==== Material provided

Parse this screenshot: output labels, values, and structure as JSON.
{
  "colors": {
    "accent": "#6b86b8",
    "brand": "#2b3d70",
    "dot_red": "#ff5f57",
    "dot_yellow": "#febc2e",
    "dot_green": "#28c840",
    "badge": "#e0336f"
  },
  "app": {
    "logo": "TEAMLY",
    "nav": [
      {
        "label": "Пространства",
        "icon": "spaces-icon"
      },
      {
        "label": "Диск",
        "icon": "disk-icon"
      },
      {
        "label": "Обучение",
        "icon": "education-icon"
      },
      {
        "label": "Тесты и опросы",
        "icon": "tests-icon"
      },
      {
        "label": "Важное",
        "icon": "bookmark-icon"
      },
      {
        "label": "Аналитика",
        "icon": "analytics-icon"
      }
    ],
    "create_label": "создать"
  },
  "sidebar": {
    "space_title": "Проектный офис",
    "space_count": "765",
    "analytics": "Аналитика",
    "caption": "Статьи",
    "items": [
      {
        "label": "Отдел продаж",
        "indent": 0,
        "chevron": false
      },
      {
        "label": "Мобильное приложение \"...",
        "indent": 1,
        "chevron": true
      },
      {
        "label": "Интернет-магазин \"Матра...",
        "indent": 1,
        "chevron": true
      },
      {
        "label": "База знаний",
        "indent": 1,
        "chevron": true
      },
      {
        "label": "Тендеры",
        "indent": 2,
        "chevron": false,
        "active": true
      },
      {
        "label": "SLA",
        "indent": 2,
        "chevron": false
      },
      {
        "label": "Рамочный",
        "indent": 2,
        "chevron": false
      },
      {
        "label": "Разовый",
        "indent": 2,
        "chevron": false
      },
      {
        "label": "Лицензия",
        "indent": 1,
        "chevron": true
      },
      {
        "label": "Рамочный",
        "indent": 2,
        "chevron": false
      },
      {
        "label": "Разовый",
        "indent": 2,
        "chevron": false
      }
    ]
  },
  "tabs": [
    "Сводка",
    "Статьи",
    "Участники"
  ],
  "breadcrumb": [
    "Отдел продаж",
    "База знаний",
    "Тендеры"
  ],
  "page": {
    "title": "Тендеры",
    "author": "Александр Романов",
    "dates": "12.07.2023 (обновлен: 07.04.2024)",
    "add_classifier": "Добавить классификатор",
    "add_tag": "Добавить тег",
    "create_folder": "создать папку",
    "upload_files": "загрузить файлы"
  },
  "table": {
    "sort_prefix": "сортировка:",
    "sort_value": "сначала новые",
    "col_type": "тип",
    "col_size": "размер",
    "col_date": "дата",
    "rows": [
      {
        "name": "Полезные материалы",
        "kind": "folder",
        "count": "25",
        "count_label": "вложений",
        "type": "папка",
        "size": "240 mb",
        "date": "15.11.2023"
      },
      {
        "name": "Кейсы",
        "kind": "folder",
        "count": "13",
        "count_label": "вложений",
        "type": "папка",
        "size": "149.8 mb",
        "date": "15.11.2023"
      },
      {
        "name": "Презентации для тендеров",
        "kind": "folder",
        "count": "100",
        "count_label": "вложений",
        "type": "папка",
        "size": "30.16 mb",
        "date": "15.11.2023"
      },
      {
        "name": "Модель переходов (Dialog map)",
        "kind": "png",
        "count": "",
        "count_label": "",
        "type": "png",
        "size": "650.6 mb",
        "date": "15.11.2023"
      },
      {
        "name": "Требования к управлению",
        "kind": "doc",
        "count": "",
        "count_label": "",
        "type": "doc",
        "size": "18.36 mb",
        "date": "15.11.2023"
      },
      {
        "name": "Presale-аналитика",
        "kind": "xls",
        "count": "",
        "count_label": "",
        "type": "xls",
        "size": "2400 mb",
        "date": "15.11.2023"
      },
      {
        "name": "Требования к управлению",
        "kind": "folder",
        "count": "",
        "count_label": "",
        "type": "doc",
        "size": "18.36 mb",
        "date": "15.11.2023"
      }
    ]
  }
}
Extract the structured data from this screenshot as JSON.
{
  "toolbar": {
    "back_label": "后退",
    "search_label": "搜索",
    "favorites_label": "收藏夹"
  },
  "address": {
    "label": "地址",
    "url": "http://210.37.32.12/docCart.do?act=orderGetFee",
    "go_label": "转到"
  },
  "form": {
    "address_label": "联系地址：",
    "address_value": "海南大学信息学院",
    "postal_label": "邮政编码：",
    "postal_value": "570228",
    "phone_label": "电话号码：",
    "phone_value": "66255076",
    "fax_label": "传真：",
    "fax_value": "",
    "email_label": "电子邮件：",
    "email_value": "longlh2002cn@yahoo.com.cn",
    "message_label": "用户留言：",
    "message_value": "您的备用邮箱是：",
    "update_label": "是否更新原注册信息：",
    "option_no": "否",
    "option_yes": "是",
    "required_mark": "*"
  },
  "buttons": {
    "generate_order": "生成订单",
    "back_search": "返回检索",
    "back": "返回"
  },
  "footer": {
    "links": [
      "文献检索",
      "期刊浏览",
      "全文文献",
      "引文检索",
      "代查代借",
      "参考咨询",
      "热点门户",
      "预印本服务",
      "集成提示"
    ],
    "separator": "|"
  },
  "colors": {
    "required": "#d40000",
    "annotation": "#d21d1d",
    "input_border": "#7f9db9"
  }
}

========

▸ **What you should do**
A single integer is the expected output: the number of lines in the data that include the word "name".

▸ **Output for this exercise**
7